Exercise prompt -
Scan the records for "screenshot". Show the matching lines.

◇ ◇ ◇

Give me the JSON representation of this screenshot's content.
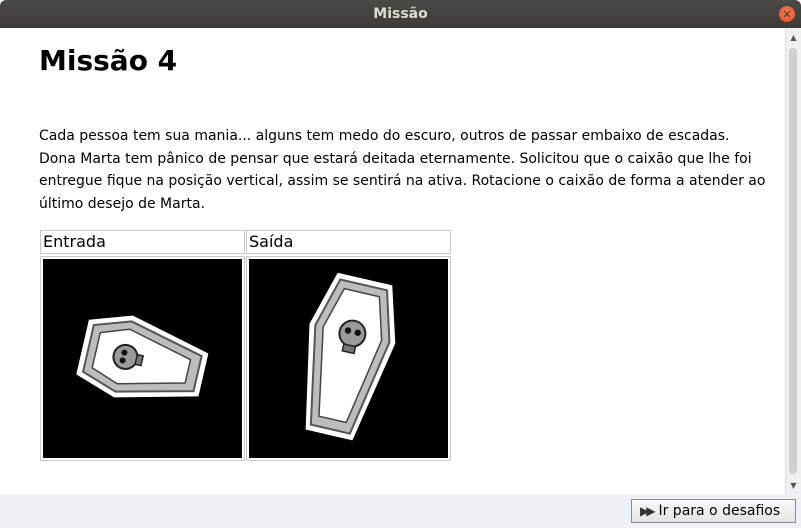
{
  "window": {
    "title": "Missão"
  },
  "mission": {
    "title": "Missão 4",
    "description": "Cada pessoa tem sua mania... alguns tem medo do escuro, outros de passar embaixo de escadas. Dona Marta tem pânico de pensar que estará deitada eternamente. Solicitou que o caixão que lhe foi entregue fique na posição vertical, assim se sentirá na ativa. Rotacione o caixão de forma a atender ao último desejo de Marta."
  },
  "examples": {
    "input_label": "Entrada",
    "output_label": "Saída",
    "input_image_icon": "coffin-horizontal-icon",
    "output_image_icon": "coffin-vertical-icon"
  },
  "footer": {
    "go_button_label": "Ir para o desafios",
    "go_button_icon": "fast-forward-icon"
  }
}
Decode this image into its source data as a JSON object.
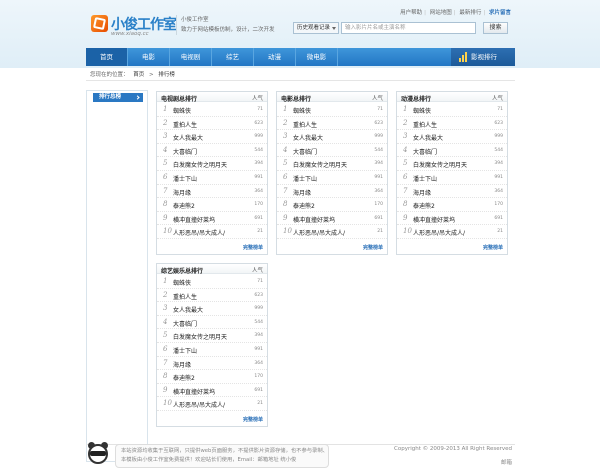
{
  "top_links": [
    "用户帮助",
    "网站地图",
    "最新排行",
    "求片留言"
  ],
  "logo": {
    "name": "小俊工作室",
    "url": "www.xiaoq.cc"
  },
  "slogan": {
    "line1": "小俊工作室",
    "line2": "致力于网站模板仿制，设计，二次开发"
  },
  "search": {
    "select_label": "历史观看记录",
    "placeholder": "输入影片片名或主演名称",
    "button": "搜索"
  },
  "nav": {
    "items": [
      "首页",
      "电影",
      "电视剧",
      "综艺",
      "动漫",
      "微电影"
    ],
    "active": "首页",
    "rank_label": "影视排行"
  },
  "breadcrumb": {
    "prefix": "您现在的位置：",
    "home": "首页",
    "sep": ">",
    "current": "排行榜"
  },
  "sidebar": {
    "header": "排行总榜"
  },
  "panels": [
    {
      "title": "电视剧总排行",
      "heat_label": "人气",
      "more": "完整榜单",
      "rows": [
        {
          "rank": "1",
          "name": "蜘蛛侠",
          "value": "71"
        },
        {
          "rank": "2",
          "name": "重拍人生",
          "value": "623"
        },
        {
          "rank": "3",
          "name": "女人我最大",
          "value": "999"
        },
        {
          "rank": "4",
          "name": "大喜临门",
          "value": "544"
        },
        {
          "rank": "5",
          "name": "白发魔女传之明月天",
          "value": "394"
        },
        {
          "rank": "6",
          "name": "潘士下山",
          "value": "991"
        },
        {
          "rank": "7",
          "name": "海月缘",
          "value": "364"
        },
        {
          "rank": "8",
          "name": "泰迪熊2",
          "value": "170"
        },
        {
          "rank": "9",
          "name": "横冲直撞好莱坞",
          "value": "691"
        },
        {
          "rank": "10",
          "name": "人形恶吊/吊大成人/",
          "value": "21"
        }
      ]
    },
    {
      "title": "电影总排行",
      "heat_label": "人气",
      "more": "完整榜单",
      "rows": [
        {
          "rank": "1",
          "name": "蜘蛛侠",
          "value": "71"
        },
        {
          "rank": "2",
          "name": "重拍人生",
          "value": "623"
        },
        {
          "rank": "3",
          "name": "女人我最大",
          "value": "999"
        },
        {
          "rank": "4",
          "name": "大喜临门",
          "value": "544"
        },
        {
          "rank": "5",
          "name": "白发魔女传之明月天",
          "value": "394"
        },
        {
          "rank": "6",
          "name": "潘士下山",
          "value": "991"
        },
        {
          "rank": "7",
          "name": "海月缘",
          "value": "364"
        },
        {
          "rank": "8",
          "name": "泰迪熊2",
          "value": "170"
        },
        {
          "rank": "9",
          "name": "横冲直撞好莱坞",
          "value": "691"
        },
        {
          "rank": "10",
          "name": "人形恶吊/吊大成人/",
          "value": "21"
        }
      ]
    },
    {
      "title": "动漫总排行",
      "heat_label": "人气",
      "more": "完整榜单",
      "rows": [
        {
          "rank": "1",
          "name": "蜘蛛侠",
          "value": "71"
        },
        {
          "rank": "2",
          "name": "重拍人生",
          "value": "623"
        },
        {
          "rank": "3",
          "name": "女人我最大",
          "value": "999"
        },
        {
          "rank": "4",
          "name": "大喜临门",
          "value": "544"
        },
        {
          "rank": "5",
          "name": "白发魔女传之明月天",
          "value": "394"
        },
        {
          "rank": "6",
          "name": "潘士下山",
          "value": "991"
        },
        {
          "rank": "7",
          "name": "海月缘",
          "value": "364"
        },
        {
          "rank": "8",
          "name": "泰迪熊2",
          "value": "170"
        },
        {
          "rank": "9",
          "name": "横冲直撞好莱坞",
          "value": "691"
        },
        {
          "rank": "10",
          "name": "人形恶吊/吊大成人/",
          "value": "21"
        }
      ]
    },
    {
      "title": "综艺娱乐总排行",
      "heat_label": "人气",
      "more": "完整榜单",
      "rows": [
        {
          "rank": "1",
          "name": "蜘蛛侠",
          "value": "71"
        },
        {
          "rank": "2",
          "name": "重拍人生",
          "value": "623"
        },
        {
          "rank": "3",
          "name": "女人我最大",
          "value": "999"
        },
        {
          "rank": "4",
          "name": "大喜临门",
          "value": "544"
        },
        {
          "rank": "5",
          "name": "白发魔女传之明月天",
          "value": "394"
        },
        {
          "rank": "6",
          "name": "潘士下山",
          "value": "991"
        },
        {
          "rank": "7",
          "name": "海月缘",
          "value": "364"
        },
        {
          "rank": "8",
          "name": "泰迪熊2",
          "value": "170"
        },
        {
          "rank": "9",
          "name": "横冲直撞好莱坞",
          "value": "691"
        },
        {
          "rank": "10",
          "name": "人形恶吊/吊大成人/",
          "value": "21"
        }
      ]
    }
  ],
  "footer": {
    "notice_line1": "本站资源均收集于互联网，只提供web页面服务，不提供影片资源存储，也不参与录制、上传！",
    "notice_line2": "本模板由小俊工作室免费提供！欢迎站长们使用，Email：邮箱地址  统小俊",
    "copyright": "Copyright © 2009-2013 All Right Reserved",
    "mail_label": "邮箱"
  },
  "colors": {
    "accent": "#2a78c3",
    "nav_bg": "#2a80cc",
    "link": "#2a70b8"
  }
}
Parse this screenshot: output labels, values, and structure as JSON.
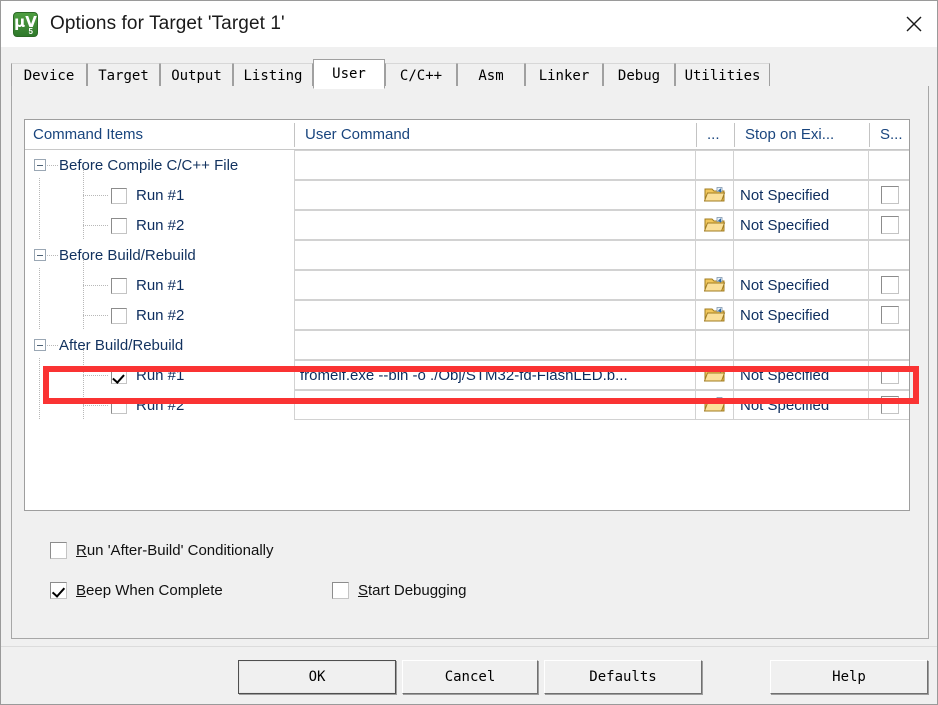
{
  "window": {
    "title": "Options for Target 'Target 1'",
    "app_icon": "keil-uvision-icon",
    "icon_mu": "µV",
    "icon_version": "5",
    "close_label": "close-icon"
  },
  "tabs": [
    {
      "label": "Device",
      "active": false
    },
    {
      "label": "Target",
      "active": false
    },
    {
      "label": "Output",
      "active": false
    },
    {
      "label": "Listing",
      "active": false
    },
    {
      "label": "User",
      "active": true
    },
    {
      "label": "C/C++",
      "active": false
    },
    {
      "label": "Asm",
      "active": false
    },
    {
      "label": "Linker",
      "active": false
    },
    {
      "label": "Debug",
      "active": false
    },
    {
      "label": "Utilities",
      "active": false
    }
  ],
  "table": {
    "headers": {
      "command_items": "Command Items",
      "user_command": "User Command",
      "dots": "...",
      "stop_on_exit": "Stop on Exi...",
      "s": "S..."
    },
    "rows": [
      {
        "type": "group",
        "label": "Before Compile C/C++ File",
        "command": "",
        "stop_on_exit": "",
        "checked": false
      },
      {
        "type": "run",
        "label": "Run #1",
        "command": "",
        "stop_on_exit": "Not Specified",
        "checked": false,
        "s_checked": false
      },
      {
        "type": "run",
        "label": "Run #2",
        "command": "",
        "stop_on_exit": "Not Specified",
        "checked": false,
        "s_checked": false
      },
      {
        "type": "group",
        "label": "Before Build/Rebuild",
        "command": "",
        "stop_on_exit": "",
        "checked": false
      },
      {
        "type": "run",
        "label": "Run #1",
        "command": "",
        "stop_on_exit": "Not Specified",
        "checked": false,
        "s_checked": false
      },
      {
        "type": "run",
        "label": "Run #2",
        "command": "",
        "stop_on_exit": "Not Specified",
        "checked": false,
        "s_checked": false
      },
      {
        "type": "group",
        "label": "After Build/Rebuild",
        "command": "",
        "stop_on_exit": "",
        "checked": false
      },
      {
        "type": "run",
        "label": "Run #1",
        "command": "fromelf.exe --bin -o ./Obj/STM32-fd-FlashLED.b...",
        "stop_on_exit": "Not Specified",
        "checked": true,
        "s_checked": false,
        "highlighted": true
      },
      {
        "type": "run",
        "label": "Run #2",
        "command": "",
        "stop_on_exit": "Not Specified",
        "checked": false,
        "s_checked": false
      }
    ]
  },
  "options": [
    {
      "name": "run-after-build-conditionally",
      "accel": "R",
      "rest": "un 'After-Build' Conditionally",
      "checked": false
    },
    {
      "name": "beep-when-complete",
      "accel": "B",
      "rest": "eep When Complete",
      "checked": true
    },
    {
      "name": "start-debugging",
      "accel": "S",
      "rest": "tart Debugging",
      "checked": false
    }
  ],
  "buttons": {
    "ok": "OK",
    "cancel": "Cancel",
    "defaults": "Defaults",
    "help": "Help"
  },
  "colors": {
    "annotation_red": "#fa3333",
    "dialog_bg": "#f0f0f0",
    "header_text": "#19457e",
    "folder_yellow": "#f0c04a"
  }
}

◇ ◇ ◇

Answer to the problem -
Give me the JSON representation of this screenshot's content.
Parse this screenshot: output labels, values, and structure as JSON.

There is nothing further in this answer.